• _Your instructions_
Determine how many lines in the following listing include "device". Respond with that number only.

##### Information #####

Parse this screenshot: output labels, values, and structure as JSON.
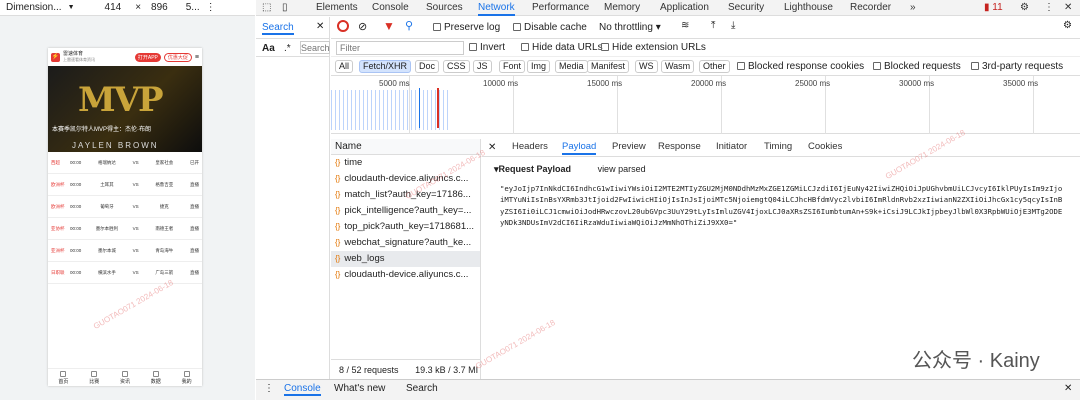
{
  "device": {
    "preset": "Dimension...",
    "width": "414",
    "x": "×",
    "height": "896",
    "zoom": "5..."
  },
  "phone": {
    "brand": "雷速体育",
    "brand_sub": "上雷速看体育资讯",
    "btn_open": "打开APP",
    "btn_promo": "优惠大促",
    "promo_badge": "NEW",
    "hero_caption": "本赛季凯尔特人MVP得主：杰伦·布朗",
    "hero_name": "JAYLEN BROWN",
    "hero_text": "MVP",
    "rows": [
      {
        "league": "西超",
        "time": "00:00",
        "home": "格瑞纳达",
        "away": "皇家社会",
        "status": "已开"
      },
      {
        "league": "欧洲杯",
        "time": "00:00",
        "home": "土耳其",
        "away": "格鲁吉亚",
        "status": "直播"
      },
      {
        "league": "欧洲杯",
        "time": "00:00",
        "home": "葡萄牙",
        "away": "捷克",
        "status": "直播"
      },
      {
        "league": "亚协杯",
        "time": "00:00",
        "home": "墨尔本胜利",
        "away": "南德王者",
        "status": "直播"
      },
      {
        "league": "亚洲杯",
        "time": "00:00",
        "home": "墨尔本城",
        "away": "青岛海牛",
        "status": "直播"
      },
      {
        "league": "日职联",
        "time": "00:00",
        "home": "横滨水手",
        "away": "广岛三箭",
        "status": "直播"
      }
    ],
    "nav": [
      "首页",
      "比赛",
      "资讯",
      "数据",
      "我的"
    ]
  },
  "devtools": {
    "tabs": [
      "Elements",
      "Console",
      "Sources",
      "Network",
      "Performance",
      "Memory",
      "Application",
      "Security",
      "Lighthouse",
      "Recorder"
    ],
    "more": "»",
    "errors": "11",
    "active_tab": "Network",
    "search_tab": "Search",
    "search_aa": "Aa",
    "search_regex": ".*",
    "search_placeholder": "Search",
    "preserve_log": "Preserve log",
    "disable_cache": "Disable cache",
    "throttling": "No throttling",
    "filter_placeholder": "Filter",
    "invert": "Invert",
    "hide_data": "Hide data URLs",
    "hide_ext": "Hide extension URLs",
    "types": [
      "All",
      "Fetch/XHR",
      "Doc",
      "CSS",
      "JS",
      "Font",
      "Img",
      "Media",
      "Manifest",
      "WS",
      "Wasm",
      "Other"
    ],
    "blocked_cookies": "Blocked response cookies",
    "blocked_requests": "Blocked requests",
    "third_party": "3rd-party requests",
    "ticks": [
      "5000 ms",
      "10000 ms",
      "15000 ms",
      "20000 ms",
      "25000 ms",
      "30000 ms",
      "35000 ms"
    ],
    "name_header": "Name",
    "requests": [
      "time",
      "cloudauth-device.aliyuncs.c...",
      "match_list?auth_key=17186...",
      "pick_intelligence?auth_key=...",
      "top_pick?auth_key=1718681...",
      "webchat_signature?auth_ke...",
      "web_logs",
      "cloudauth-device.aliyuncs.c..."
    ],
    "status_requests": "8 / 52 requests",
    "status_size": "19.3 kB / 3.7 MI",
    "detail_tabs": [
      "Headers",
      "Payload",
      "Preview",
      "Response",
      "Initiator",
      "Timing",
      "Cookies"
    ],
    "payload_title": "▾Request Payload",
    "view_parsed": "view parsed",
    "payload_raw": "\"eyJoIjp7InNkdCI6IndhcG1wIiwiYWsiOiI2MTE2MTIyZGU2MjM0NDdhMzMxZGE1ZGMiLCJzdiI6IjEuNy42IiwiZHQiOiJpUGhvbmUiLCJvcyI6IklPUyIsIm9zIjoiMTYuNiIsInBsYXRmb3JtIjoid2FwIiwicHIiOjIsInJsIjoiMTc5NjoiemgtQ04iLCJhcHBfdmVyc2lvbiI6ImRldnRvb2xzIiwianN2ZXIiOiJhcGx1cy5qcyIsInByZSI6Ii0iLCJ1cmwiOiJodHRwczovL20ubGVpc3UuY29tLyIsImluZGV4IjoxLCJ0aXRsZSI6IumbtumAn+S9k+iCsiJ9LCJkIjpbeyJlbWl0X3RpbWUiOjE3MTg2ODEyNDk3NDUsImV2dCI6IiRzaWduIiwiaWQiOiJzMmNhOThiZiJ9XX0=\"",
    "console_tabs": [
      "Console",
      "What's new",
      "Search"
    ]
  },
  "watermark": "GUOTAO071 2024-06-18",
  "footer_brand": "公众号 · Kainy"
}
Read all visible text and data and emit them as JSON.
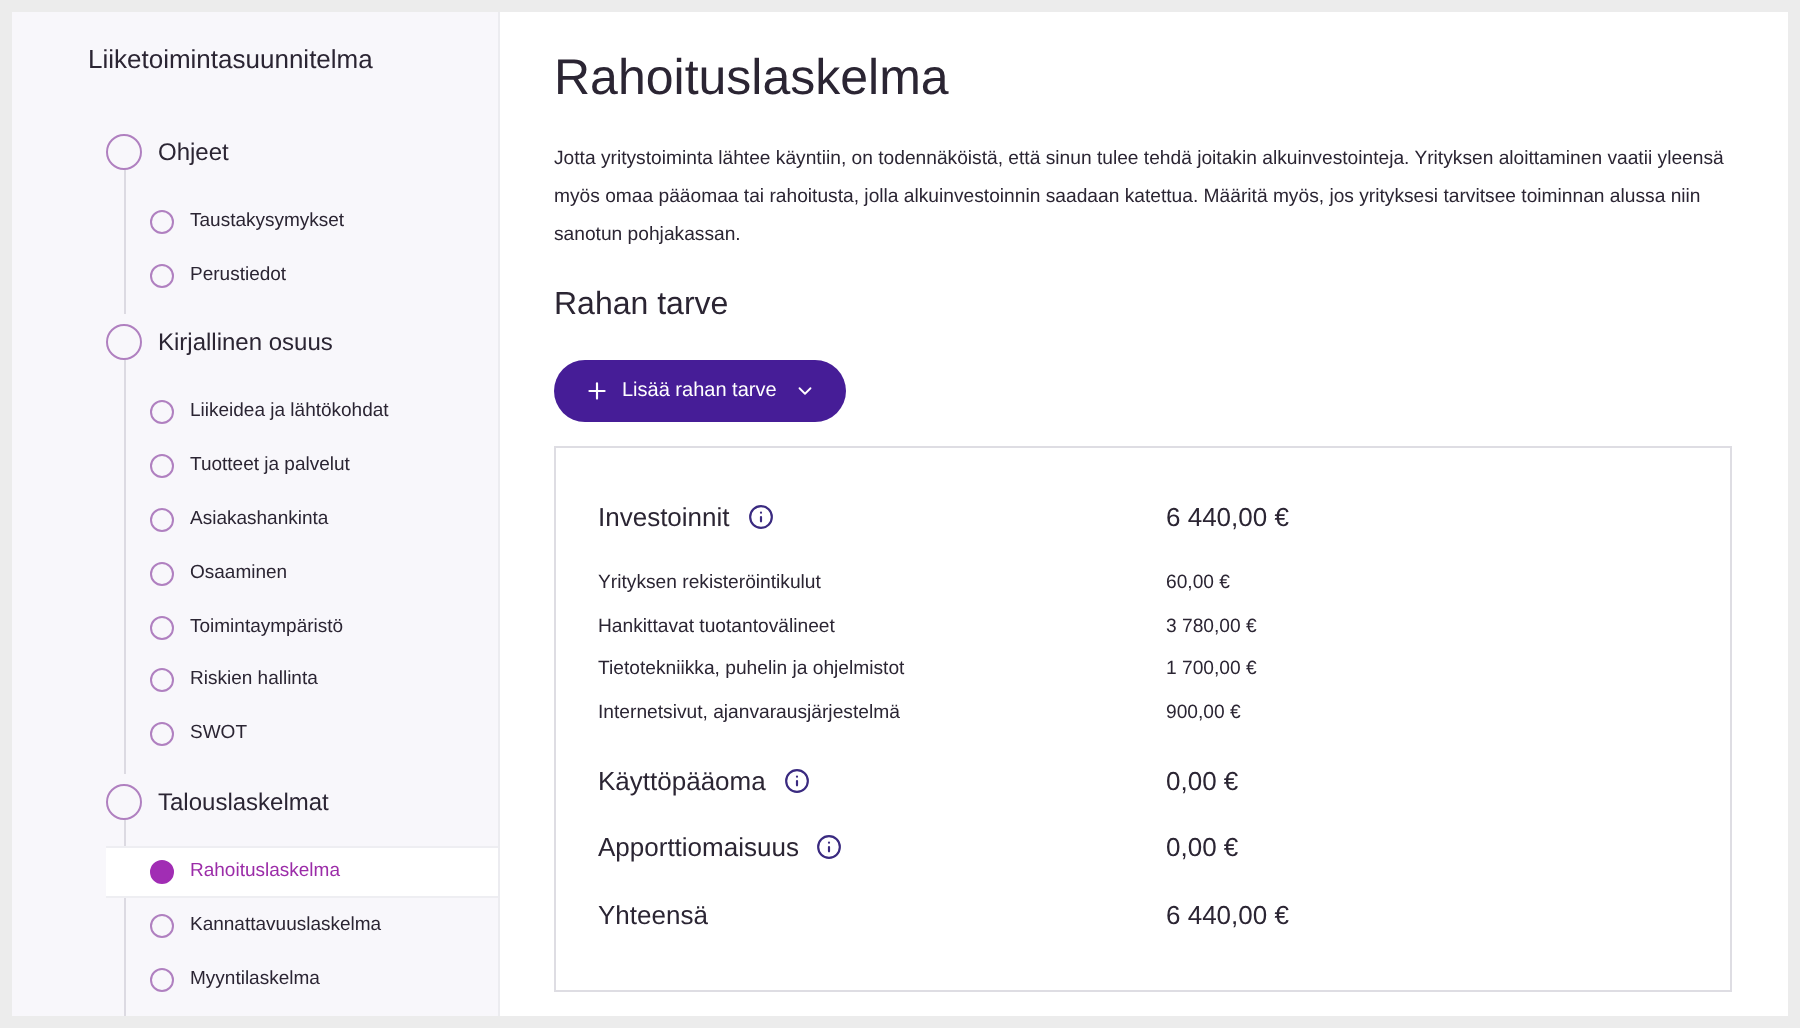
{
  "sidebar": {
    "title": "Liiketoimintasuunnitelma",
    "sections": [
      {
        "label": "Ohjeet",
        "selected": false,
        "children": [
          {
            "label": "Taustakysymykset",
            "selected": false
          },
          {
            "label": "Perustiedot",
            "selected": false
          }
        ]
      },
      {
        "label": "Kirjallinen osuus",
        "selected": false,
        "children": [
          {
            "label": "Liikeidea ja lähtökohdat",
            "selected": false
          },
          {
            "label": "Tuotteet ja palvelut",
            "selected": false
          },
          {
            "label": "Asiakashankinta",
            "selected": false
          },
          {
            "label": "Osaaminen",
            "selected": false
          },
          {
            "label": "Toimintaympäristö",
            "selected": false
          },
          {
            "label": "Riskien hallinta",
            "selected": false
          },
          {
            "label": "SWOT",
            "selected": false
          }
        ]
      },
      {
        "label": "Talouslaskelmat",
        "selected": false,
        "children": [
          {
            "label": "Rahoituslaskelma",
            "selected": true
          },
          {
            "label": "Kannattavuuslaskelma",
            "selected": false
          },
          {
            "label": "Myyntilaskelma",
            "selected": false
          }
        ]
      }
    ]
  },
  "main": {
    "title": "Rahoituslaskelma",
    "intro": "Jotta yritystoiminta lähtee käyntiin, on todennäköistä, että sinun tulee tehdä joitakin alkuinvestointeja. Yrityksen aloittaminen vaatii yleensä myös omaa pääomaa tai rahoitusta, jolla alkuinvestoinnin saadaan katettua. Määritä myös, jos yrityksesi tarvitsee toiminnan alussa niin sanotun pohjakassan.",
    "subtitle": "Rahan tarve",
    "add_button": "Lisää rahan tarve",
    "rows": [
      {
        "kind": "group",
        "label": "Investoinnit",
        "value": "6 440,00 €",
        "info": true
      },
      {
        "kind": "item",
        "label": "Yrityksen rekisteröintikulut",
        "value": "60,00 €"
      },
      {
        "kind": "item",
        "label": "Hankittavat tuotantovälineet",
        "value": "3 780,00 €"
      },
      {
        "kind": "item",
        "label": "Tietotekniikka, puhelin ja ohjelmistot",
        "value": "1 700,00 €"
      },
      {
        "kind": "item",
        "label": "Internetsivut, ajanvarausjärjestelmä",
        "value": "900,00 €"
      },
      {
        "kind": "group",
        "label": "Käyttöpääoma",
        "value": "0,00 €",
        "info": true
      },
      {
        "kind": "group",
        "label": "Apporttiomaisuus",
        "value": "0,00 €",
        "info": true
      },
      {
        "kind": "group",
        "label": "Yhteensä",
        "value": "6 440,00 €",
        "info": false
      }
    ]
  }
}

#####

• _Task result_
3